Misty Worcestershire (and an alert buzzard)

The views in this area, on cold, clear wintry mornings, have been really impressive over the past few weeks. Here are a few snaps.

View to the Malverns from near the Carrington Bridge.

View to the Malverns from near the Carrington Bridge.

View from near Ockeridge towards Abberley clock tower.

View from near Ockeridge towards Abberley clock tower.

View from near Ockeridge

View from near Ockeridge

Buzzard near Ankerdine Road

Buzzard near Ankerdine Road

Meanwhile, over the winter it has become quite normal to see buzzards perched on telegraph poles. Somehow or other I managed to get close enough to one around the Ankerdine Road area. They are usually difficult birds to photograph, despite their size and prominence, but being in a car probably helped on this occasion.

Hawk-eyed

Kestrel hovering in the Malverns

Kestrel hovering in the Malverns

Until yesterday, I had had little success photographing kestrels – and certainly not when they were on the wing. But there is a family of five in the Malverns which are very active and readily visible, either darting around or hanging, hovering, in the air.

I first saw them last weekend, but conspicuously failed with the camera. They were there again yesterday, and last week’s failures provided good experience of what not to do.

I was there for over an hour and could have stayed longer, marvelling at their mastery of the air, and enjoying an extraordinary photographic opportunity.

Hanging in the air: kestrel in the Malverns

Hanging in the air: kestrel in the Malverns

kestrel_MH_9443_cr2med

Surveying the scene

The kestrels almost appeared to be hunting together: though probably more in the way of parent teaching its kid

The kestrels almost appeared to be hunting together: though probably more in the way of a parent teaching its kid

As well as hovering, the kestrels frequently dashed from one hovering point to another

The kestrels frequently dashed from one hovering point to another

Eventually I decided to move on as I was keen for a walk as well.

Later, seeing a buzzard, I thought it would be a much more difficult challenge, as they are constantly in motion as they soar and thus beyond the capabilities of my slow-focussing camera.

Almost at that moment, it moved towards me, and then stopped and rested on the thermals. Perhaps being used to the presence of humans in the Malverns, it was unperturbed by my pointing a camera at it – and secured my best-ever buzzard shots (even exceeding Monday’s efforts!)

This buzzard hung in the air long enough for me secure some good photos.

This buzzard hung in the air long enough for me secure some good photos.

Eagle-eyed

It's always slightly disconcerting to be stared at by a bird of prey...

It’s always slightly disconcerting to be stared at by a bird of prey…

I often see buzzards as I drive around the area, sometimes soaring, but often perched on telegraph poles, surveying the scene for voles or mice.
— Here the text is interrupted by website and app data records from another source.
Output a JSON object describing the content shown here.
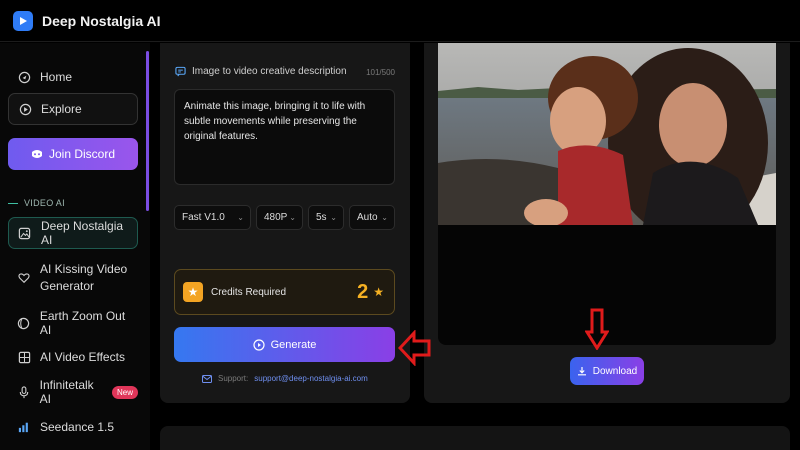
{
  "header": {
    "title": "Deep Nostalgia AI"
  },
  "sidebar": {
    "items": [
      {
        "label": "Home",
        "icon": "home-icon"
      },
      {
        "label": "Explore",
        "icon": "explore-icon"
      }
    ],
    "discord_label": "Join Discord",
    "section_label": "VIDEO AI",
    "video_items": [
      {
        "label": "Deep Nostalgia AI",
        "icon": "image-icon"
      },
      {
        "label": "AI Kissing Video Generator",
        "icon": "heart-icon"
      },
      {
        "label": "Earth Zoom Out AI",
        "icon": "globe-icon"
      },
      {
        "label": "AI Video Effects",
        "icon": "grid-icon"
      },
      {
        "label": "Infinitetalk AI",
        "icon": "microphone-icon",
        "badge": "New"
      },
      {
        "label": "Seedance 1.5",
        "icon": "bars-icon"
      }
    ]
  },
  "editor": {
    "description_label": "Image to video creative description",
    "char_count": "101/500",
    "description_text": "Animate this image, bringing it to life with subtle movements while preserving the original features.",
    "selects": {
      "model": "Fast V1.0",
      "resolution": "480P",
      "duration": "5s",
      "ratio": "Auto"
    },
    "credits_label": "Credits Required",
    "credits_value": "2",
    "generate_label": "Generate",
    "support_label": "Support:",
    "support_email": "support@deep-nostalgia-ai.com"
  },
  "preview": {
    "download_label": "Download"
  },
  "colors": {
    "accent_blue": "#3578f0",
    "accent_purple": "#8a3fe6",
    "credits_gold": "#f5b123",
    "annotation_red": "#e01b1b"
  }
}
Several times I have parked the car at the side of the road, wound down the window and pointed the camera, hoping the car would act like a hide – but while this may work for some birds, it doesn’t work for buzzards. They glare at me as if to say, Yer ‘avin’ a larf, aren’t you? and then fly off majestically.

Last week, seeing a buzzard on a pole in Knightwick, I tried again. Somehow, perhaps because I angled the viewfinder screen, I managed to convince it that the camera really wasn’t attached to a human, and was able to snap away.

What looks like a bent piece of wire sticking out of its back is probably a grass stem: I asked around, partly because I hoped I had a bird that was being satellite-tracked, but the consensus is strongly in favour of vegetation.

Buzzard at Knighwick

Buzzard at Knighwick (click image to enlarge)

July 2014 – another encounter with a buzzard, this time at Monkwood Green just outside Wichenford, which I  thought was worth sharing… This highlights the variable plumage in buzzards and why they can often cause confusion with other birds of prey.

Buzzard at Monkwood Green near Wichenford

Buzzard at Monkwood Green near Wichenford

Wichenford buzzard

As I drive into Wichenford, there’s a half-dead tree by the side of the road which is a favourite perch of a juvenile buzzard. Until now, I’ve not had both a camera and decent sunlight at the same time. However, this afternoon I did, and as I returned from Broadwas, I noticed that it was flying around the adjacent field, so decided to wait. Ten minutes later, it arrived on one of the branches.

Buzzard surveying the scene near Wichenford.

Buzzard surveying the scene near Wichenford.

Missing nothing: the buzzard surveying behind as well as in front.

Missing nothing: the buzzard surveying behind as well as in front.

After a while the wind got up and the buzzard flew off, but I managed a couple of snaps as it departed.

Flying off

Flying off